Doing Too Many Hard Sessions
Ultra-running isn’t totally about speed, but being able to maintain a sustainable speed over a longer distance. If you’re *always* doing short, hard efforts – yes, you’ll improve your Vo2 max for sure which will go a long way towards your fitness. On the other hand, you’ll be missing out on the physiological adaptations of what running at a slower pace will contribute to your overall fitness. Not to mention the extra stress on your body and the recovery needed between all the hard sessions which can disrupt the consistency of training required for ultra training. If you’re interested in this topic, check out this podcast – https://www.scienceofultra.com/podcasts/148
This brings me to my next point.
Running More KMS than Necessary
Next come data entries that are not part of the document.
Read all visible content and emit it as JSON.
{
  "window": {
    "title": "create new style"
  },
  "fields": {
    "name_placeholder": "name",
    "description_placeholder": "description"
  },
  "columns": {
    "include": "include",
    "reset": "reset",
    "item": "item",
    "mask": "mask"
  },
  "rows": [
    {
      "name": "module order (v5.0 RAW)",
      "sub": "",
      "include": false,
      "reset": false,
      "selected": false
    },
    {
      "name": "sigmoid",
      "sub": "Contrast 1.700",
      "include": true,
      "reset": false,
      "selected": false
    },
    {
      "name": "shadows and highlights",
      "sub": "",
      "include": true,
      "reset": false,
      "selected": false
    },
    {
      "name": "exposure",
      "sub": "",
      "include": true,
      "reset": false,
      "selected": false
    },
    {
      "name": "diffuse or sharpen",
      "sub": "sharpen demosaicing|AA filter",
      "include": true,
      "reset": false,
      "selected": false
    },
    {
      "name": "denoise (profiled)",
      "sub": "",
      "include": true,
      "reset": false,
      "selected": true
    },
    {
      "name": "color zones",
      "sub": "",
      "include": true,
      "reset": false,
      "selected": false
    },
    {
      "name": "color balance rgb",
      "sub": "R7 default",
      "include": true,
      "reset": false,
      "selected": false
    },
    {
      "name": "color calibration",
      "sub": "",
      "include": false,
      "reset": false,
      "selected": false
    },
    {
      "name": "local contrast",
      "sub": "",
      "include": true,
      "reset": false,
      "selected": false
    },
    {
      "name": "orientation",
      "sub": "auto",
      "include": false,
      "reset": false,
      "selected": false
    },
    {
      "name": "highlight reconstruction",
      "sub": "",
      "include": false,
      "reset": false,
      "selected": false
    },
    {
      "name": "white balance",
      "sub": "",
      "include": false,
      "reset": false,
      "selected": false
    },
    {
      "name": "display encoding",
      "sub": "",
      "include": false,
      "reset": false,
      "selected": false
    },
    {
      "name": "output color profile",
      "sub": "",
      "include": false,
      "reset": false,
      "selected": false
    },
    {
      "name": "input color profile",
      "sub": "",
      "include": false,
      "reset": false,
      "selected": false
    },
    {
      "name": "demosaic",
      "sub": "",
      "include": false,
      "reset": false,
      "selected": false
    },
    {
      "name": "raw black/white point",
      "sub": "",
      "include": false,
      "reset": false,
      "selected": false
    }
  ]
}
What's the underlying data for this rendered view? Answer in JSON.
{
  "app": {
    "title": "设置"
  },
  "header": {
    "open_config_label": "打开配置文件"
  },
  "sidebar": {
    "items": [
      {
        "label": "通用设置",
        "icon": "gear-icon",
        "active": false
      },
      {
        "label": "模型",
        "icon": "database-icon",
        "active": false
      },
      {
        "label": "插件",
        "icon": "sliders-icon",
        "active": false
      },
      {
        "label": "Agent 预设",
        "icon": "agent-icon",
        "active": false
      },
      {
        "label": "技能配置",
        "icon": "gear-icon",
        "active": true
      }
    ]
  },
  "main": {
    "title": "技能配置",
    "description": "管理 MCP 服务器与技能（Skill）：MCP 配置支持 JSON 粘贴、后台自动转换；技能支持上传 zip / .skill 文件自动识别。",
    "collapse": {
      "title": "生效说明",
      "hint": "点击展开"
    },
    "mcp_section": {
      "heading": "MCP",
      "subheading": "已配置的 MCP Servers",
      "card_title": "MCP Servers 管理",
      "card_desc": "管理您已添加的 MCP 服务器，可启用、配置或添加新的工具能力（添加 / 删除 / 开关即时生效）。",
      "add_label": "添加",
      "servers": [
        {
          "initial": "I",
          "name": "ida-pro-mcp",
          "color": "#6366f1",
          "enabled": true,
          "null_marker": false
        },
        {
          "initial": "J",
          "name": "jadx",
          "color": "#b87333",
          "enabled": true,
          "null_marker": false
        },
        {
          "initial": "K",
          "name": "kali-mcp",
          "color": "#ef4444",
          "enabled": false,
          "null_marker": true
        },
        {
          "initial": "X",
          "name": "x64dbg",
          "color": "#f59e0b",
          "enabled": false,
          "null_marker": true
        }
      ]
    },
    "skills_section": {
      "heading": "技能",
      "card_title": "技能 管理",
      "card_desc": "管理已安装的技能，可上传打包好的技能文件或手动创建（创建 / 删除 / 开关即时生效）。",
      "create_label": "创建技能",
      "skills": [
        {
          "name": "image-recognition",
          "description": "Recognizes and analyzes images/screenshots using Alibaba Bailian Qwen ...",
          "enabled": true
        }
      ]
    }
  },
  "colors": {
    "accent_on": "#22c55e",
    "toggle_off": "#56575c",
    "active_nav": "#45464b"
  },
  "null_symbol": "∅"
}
Yes, you need to run a lot of kilometres because you’re doing an ultra-distance race. However, if you find yourself doing big sessions and needing more than 2-3 days off training to recover from, then you might want to re-evaluate the length of your longest runs. Don’t get me wrong, the ‘longest’ run has a time and place in every good program, where adequate rest is allocated to adapt to the training – but you shouldn’t be putting yourself in the deep end every few weeks and struggling to get back into running afterwards. You’d be better off doing shorter runs and being able to back them up with more running sooner, where you can keep your overall running volume relatively consistent without having big breaks in your training.
Not Eating or Drinking Enough
Most general nutrition advice recommends about 60g of carbohydrate per hour. This is GENERAL nutrition advice – playing it safe, for the vast majority. Other factors to take into consideration – body weight, how trained your gut is to ingest carbohydrates during exercise, which sugars you’re using, how much of it is liquid, etc. The only real way you can find out is to train and to test it. Why would you do the bare minimum in fuelling if you could take on more carbs without issue? The only way to know is to find out – and this includes keeping a log of what you’re eating, track your carbs, and increase your intake over time to see how much you can get away with. Like I said, why are you doing the bare minimum when you could trial more and find out what is optimum. Word to the wise: Don't try anything new on race day - this includes increasing your carb intake to un-tested levels!
Not Doing Strength Work
My athletes will probably say that I sound like a broken record writing this one – but it’s true. Only the most robust athletes will get away without doing any strength training. These people are extremely rare and you probably aren’t one of them. Most people have muscle weaknesses that get exposed once the kilometres crank up. Nobody is asking you to spend hours in the gym lifting super heavy weights getting swole, but a little pre-hab/rehab goes a long way, especially if you spend a lot of your day sitting at a computer like most of us (hello weak glutes).
Focusing Too Much on the 1%
We are all suckers for the latest recovery gear/methods, the inflatable boots, the massage gun, the cryotherapy, and so on. The majority of people are better off spending their hard-earned cash on reducing stress in their life and freeing up more time to get the basics right. Eat, sleep, and recover. Most athletes don’t over-train, they just under-recover by not sleeping enough or not giving their body the adequate nutrition to fuel their training. If you need diet advice, hit up our dietitian David Bryant. First get the basics right and then consider where you can make the extra gains in other areas.